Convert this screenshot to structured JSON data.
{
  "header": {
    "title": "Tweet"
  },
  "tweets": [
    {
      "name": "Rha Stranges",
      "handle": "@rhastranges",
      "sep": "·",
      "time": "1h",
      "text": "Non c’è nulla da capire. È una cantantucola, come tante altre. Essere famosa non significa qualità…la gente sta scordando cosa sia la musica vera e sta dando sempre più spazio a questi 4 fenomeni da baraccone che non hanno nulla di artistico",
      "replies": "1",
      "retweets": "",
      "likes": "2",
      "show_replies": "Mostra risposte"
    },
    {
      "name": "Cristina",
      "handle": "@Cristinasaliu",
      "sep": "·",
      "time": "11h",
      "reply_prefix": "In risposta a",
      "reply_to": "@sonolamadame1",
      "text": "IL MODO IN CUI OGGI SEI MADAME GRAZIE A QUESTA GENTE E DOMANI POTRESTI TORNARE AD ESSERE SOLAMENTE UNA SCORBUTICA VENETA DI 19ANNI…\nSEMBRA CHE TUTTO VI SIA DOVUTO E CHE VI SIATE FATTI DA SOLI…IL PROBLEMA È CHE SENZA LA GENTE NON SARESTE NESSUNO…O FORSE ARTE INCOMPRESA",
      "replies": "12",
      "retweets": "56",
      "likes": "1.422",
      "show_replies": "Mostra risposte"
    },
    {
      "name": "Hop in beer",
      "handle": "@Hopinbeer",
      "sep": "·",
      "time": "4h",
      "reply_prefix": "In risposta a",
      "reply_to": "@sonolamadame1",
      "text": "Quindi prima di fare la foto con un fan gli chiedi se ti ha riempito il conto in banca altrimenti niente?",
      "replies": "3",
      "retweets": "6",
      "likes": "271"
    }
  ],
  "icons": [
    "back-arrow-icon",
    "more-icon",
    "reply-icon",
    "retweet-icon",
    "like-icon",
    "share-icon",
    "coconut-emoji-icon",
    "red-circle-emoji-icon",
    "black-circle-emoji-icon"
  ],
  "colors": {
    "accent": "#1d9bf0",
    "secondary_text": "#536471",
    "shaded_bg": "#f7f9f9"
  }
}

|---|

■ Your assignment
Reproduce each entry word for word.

■ Written answer
Convert this screenshot to structured JSON data.
{
  "header": {
    "title": "Tweet"
  },
  "tweets": [
    {
      "name": "Rha Stranges",
      "handle": "@rhastranges",
      "sep": "·",
      "time": "1h",
      "text": "Non c’è nulla da capire. È una cantantucola, come tante altre. Essere famosa non significa qualità…la gente sta scordando cosa sia la musica vera e sta dando sempre più spazio a questi 4 fenomeni da baraccone che non hanno nulla di artistico",
      "replies": "1",
      "retweets": "",
      "likes": "2",
      "show_replies": "Mostra risposte"
    },
    {
      "name": "Cristina",
      "handle": "@Cristinasaliu",
      "sep": "·",
      "time": "11h",
      "reply_prefix": "In risposta a",
      "reply_to": "@sonolamadame1",
      "text": "IL MODO IN CUI OGGI SEI MADAME GRAZIE A QUESTA GENTE E DOMANI POTRESTI TORNARE AD ESSERE SOLAMENTE UNA SCORBUTICA VENETA DI 19ANNI…\nSEMBRA CHE TUTTO VI SIA DOVUTO E CHE VI SIATE FATTI DA SOLI…IL PROBLEMA È CHE SENZA LA GENTE NON SARESTE NESSUNO…O FORSE ARTE INCOMPRESA",
      "replies": "12",
      "retweets": "56",
      "likes": "1.422",
      "show_replies": "Mostra risposte"
    },
    {
      "name": "Hop in beer",
      "handle": "@Hopinbeer",
      "sep": "·",
      "time": "4h",
      "reply_prefix": "In risposta a",
      "reply_to": "@sonolamadame1",
      "text": "Quindi prima di fare la foto con un fan gli chiedi se ti ha riempito il conto in banca altrimenti niente?",
      "replies": "3",
      "retweets": "6",
      "likes": "271"
    }
  ],
  "icons": [
    "back-arrow-icon",
    "more-icon",
    "reply-icon",
    "retweet-icon",
    "like-icon",
    "share-icon",
    "coconut-emoji-icon",
    "red-circle-emoji-icon",
    "black-circle-emoji-icon"
  ],
  "colors": {
    "accent": "#1d9bf0",
    "secondary_text": "#536471",
    "shaded_bg": "#f7f9f9"
  }
}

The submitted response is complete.